── Data records
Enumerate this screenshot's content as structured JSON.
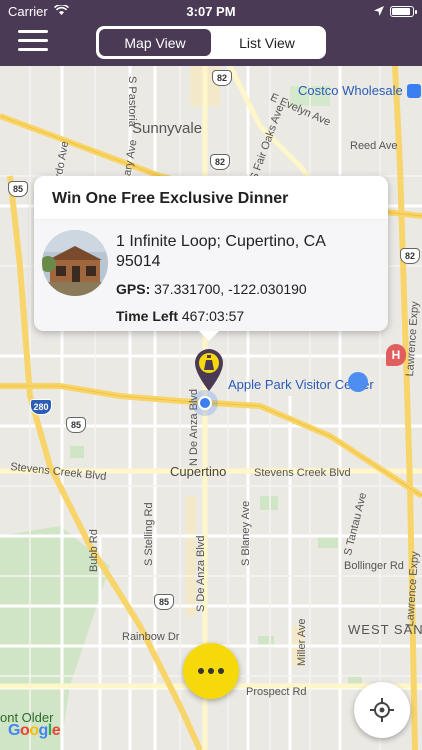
{
  "status_bar": {
    "carrier": "Carrier",
    "time": "3:07 PM",
    "battery_percent": 90
  },
  "header": {
    "segments": [
      {
        "label": "Map View",
        "active": true
      },
      {
        "label": "List View",
        "active": false
      }
    ]
  },
  "callout": {
    "title": "Win One Free Exclusive Dinner",
    "address": "1 Infinite Loop; Cupertino, CA 95014",
    "gps_label": "GPS:",
    "gps_value": "37.331700, -122.030190",
    "time_left_label": "Time Left",
    "time_left_value": "467:03:57"
  },
  "map": {
    "cities": {
      "sunnyvale": "Sunnyvale",
      "cupertino": "Cupertino",
      "west_san": "WEST SAN",
      "font_older": "ont Older"
    },
    "pois": {
      "costco": "Costco Wholesale",
      "apple_park": "Apple Park Visitor Center"
    },
    "streets": {
      "s_pastoria": "S Pastoria",
      "e_evelyn": "E Evelyn Ave",
      "s_bernardo": "S Bernardo Ave",
      "s_mary": "S Mary Ave",
      "s_fair_oaks": "S Fair Oaks Ave",
      "reed": "Reed Ave",
      "lawrence": "Lawrence Expy",
      "lawrence2": "Lawrence Expy",
      "n_de_anza": "N De Anza Blvd",
      "stevens_creek_w": "Stevens Creek Blvd",
      "stevens_creek_e": "Stevens Creek Blvd",
      "s_stelling": "S Stelling Rd",
      "s_blaney": "S Blaney Ave",
      "s_tantau": "S Tantau Ave",
      "bollinger": "Bollinger Rd",
      "bubb": "Bubb Rd",
      "s_de_anza": "S De Anza Blvd",
      "rainbow": "Rainbow Dr",
      "miller": "Miller Ave",
      "prospect": "Prospect Rd"
    },
    "shields": {
      "i280": "280",
      "r85a": "85",
      "r85b": "85",
      "r85c": "85",
      "r82a": "82",
      "r82b": "82",
      "r82c": "82"
    }
  },
  "colors": {
    "header": "#4a3a55",
    "accent_yellow": "#f5d90a",
    "user_blue": "#3a7ef2"
  },
  "icons": {
    "menu": "hamburger-icon",
    "more": "more-dots-icon",
    "locate": "crosshair-icon",
    "wifi": "wifi-icon",
    "location_arrow": "location-arrow-icon"
  },
  "google": "Google"
}
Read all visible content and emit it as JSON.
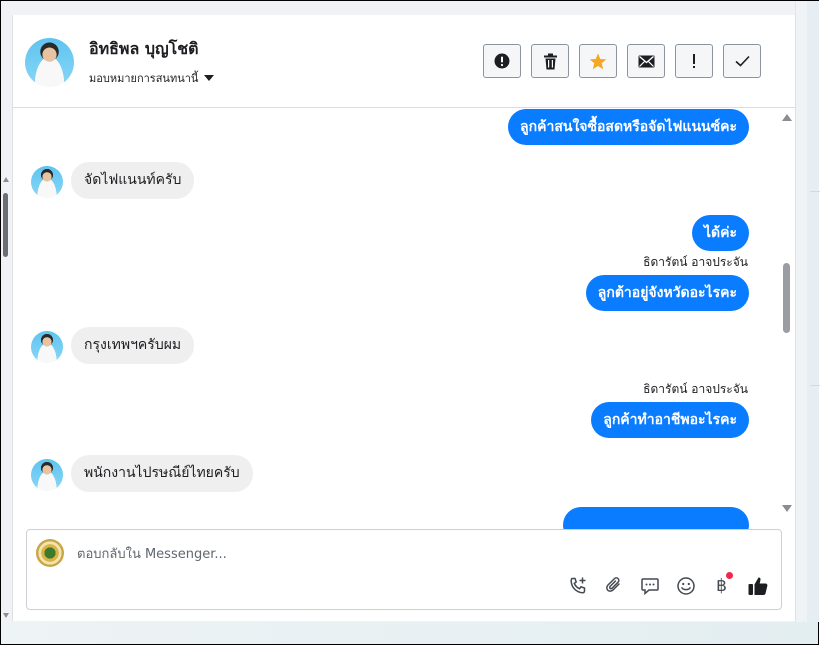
{
  "header": {
    "contact_name": "อิทธิพล บุญโชติ",
    "assignment": "มอบหมายการสนทนานี้"
  },
  "toolbar": [
    {
      "name": "report-button",
      "icon": "exclamation-circle-icon"
    },
    {
      "name": "delete-button",
      "icon": "trash-icon"
    },
    {
      "name": "star-button",
      "icon": "star-icon"
    },
    {
      "name": "mark-unread-button",
      "icon": "envelope-icon"
    },
    {
      "name": "important-button",
      "icon": "exclamation-icon"
    },
    {
      "name": "done-button",
      "icon": "check-icon"
    }
  ],
  "messages": [
    {
      "from": "page",
      "text": "ลูกค้าสนใจซื้อสดหรือจัดไฟแนนซ์คะ"
    },
    {
      "from": "customer",
      "text": "จัดไฟแนนท์ครับ"
    },
    {
      "from": "page",
      "text": "ได้ค่ะ"
    },
    {
      "from": "page",
      "sender": "ธิดารัตน์ อาจประจัน",
      "text": "ลูกต้าอยู่จังหวัดอะไรคะ"
    },
    {
      "from": "customer",
      "text": "กรุงเทพฯครับผม"
    },
    {
      "from": "page",
      "sender": "ธิดารัตน์ อาจประจัน",
      "text": "ลูกค้าทำอาชีพอะไรคะ"
    },
    {
      "from": "customer",
      "text": "พนักงานไปรษณีย์ไทยครับ"
    }
  ],
  "composer": {
    "placeholder": "ตอบกลับใน Messenger...",
    "tools": [
      "phone-plus-icon",
      "paperclip-icon",
      "chat-bubble-icon",
      "smiley-icon",
      "baht-icon",
      "thumbs-up-icon"
    ],
    "baht_symbol": "฿"
  },
  "colors": {
    "outgoing_bubble": "#0a7cff",
    "incoming_bubble": "#efefef",
    "star": "#f5a623",
    "notification_dot": "#f02849"
  }
}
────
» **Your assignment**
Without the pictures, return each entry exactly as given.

» **Exercise output**
Enumerate this screenshot's content as structured JSON.
{
  "status_bar": {
    "carrier": "Carrier",
    "time": "3:07 PM",
    "battery_percent": 90
  },
  "header": {
    "segments": [
      {
        "label": "Map View",
        "active": true
      },
      {
        "label": "List View",
        "active": false
      }
    ]
  },
  "callout": {
    "title": "Win One Free Exclusive Dinner",
    "address": "1 Infinite Loop; Cupertino, CA 95014",
    "gps_label": "GPS:",
    "gps_value": "37.331700, -122.030190",
    "time_left_label": "Time Left",
    "time_left_value": "467:03:57"
  },
  "map": {
    "cities": {
      "sunnyvale": "Sunnyvale",
      "cupertino": "Cupertino",
      "west_san": "WEST SAN",
      "font_older": "ont Older"
    },
    "pois": {
      "costco": "Costco Wholesale",
      "apple_park": "Apple Park Visitor Center"
    },
    "streets": {
      "s_pastoria": "S Pastoria",
      "e_evelyn": "E Evelyn Ave",
      "s_bernardo": "S Bernardo Ave",
      "s_mary": "S Mary Ave",
      "s_fair_oaks": "S Fair Oaks Ave",
      "reed": "Reed Ave",
      "lawrence": "Lawrence Expy",
      "lawrence2": "Lawrence Expy",
      "n_de_anza": "N De Anza Blvd",
      "stevens_creek_w": "Stevens Creek Blvd",
      "stevens_creek_e": "Stevens Creek Blvd",
      "s_stelling": "S Stelling Rd",
      "s_blaney": "S Blaney Ave",
      "s_tantau": "S Tantau Ave",
      "bollinger": "Bollinger Rd",
      "bubb": "Bubb Rd",
      "s_de_anza": "S De Anza Blvd",
      "rainbow": "Rainbow Dr",
      "miller": "Miller Ave",
      "prospect": "Prospect Rd"
    },
    "shields": {
      "i280": "280",
      "r85a": "85",
      "r85b": "85",
      "r85c": "85",
      "r82a": "82",
      "r82b": "82",
      "r82c": "82"
    }
  },
  "colors": {
    "header": "#4a3a55",
    "accent_yellow": "#f5d90a",
    "user_blue": "#3a7ef2"
  },
  "icons": {
    "menu": "hamburger-icon",
    "more": "more-dots-icon",
    "locate": "crosshair-icon",
    "wifi": "wifi-icon",
    "location_arrow": "location-arrow-icon"
  },
  "google": "Google"
}
Read all visible content and emit it as JSON.
{
  "header": {
    "contact_name": "อิทธิพล บุญโชติ",
    "assignment": "มอบหมายการสนทนานี้"
  },
  "toolbar": [
    {
      "name": "report-button",
      "icon": "exclamation-circle-icon"
    },
    {
      "name": "delete-button",
      "icon": "trash-icon"
    },
    {
      "name": "star-button",
      "icon": "star-icon"
    },
    {
      "name": "mark-unread-button",
      "icon": "envelope-icon"
    },
    {
      "name": "important-button",
      "icon": "exclamation-icon"
    },
    {
      "name": "done-button",
      "icon": "check-icon"
    }
  ],
  "messages": [
    {
      "from": "page",
      "text": "ลูกค้าสนใจซื้อสดหรือจัดไฟแนนซ์คะ"
    },
    {
      "from": "customer",
      "text": "จัดไฟแนนท์ครับ"
    },
    {
      "from": "page",
      "text": "ได้ค่ะ"
    },
    {
      "from": "page",
      "sender": "ธิดารัตน์ อาจประจัน",
      "text": "ลูกต้าอยู่จังหวัดอะไรคะ"
    },
    {
      "from": "customer",
      "text": "กรุงเทพฯครับผม"
    },
    {
      "from": "page",
      "sender": "ธิดารัตน์ อาจประจัน",
      "text": "ลูกค้าทำอาชีพอะไรคะ"
    },
    {
      "from": "customer",
      "text": "พนักงานไปรษณีย์ไทยครับ"
    }
  ],
  "composer": {
    "placeholder": "ตอบกลับใน Messenger...",
    "tools": [
      "phone-plus-icon",
      "paperclip-icon",
      "chat-bubble-icon",
      "smiley-icon",
      "baht-icon",
      "thumbs-up-icon"
    ],
    "baht_symbol": "฿"
  },
  "colors": {
    "outgoing_bubble": "#0a7cff",
    "incoming_bubble": "#efefef",
    "star": "#f5a623",
    "notification_dot": "#f02849"
  }
}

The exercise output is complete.